▶ **WORK ORDER**
From the entries below, copy every line that has the word "name".

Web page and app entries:
▬▬▬▬▬▬▬▬▬▬
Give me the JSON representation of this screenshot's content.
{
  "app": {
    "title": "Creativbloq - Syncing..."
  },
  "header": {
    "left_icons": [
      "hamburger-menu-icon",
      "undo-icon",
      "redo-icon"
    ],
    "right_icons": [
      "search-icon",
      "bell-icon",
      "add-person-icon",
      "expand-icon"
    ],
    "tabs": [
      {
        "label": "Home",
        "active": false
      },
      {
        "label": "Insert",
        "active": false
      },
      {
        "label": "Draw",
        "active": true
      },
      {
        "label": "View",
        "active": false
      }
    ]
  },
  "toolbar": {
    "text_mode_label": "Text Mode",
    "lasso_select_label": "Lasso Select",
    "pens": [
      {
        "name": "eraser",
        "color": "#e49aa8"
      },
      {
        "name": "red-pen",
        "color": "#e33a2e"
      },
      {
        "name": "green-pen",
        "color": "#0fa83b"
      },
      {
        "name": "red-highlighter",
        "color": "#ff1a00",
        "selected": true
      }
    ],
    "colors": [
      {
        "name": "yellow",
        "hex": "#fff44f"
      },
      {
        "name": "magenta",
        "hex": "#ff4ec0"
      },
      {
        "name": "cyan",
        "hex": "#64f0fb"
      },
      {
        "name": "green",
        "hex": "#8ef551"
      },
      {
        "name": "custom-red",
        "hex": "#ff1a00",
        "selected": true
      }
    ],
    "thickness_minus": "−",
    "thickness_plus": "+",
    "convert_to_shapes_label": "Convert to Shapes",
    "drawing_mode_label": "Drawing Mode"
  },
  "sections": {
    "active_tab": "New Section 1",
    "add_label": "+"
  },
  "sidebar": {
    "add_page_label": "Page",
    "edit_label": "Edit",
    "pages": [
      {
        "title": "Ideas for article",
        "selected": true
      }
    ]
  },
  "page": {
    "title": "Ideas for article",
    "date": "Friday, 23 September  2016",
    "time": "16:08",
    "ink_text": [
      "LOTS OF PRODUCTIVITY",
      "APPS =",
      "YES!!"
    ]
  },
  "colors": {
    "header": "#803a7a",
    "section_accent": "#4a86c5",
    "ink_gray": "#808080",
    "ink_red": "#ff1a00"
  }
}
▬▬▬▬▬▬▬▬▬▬
▶ **RESPONSE TO THE EXERCISE**
        "name": "eraser",
        "name": "red-pen",
        "name": "green-pen",
        "name": "red-highlighter",
        "name": "yellow",
        "name": "magenta",
        "name": "cyan",
        "name": "green",
        "name": "custom-red",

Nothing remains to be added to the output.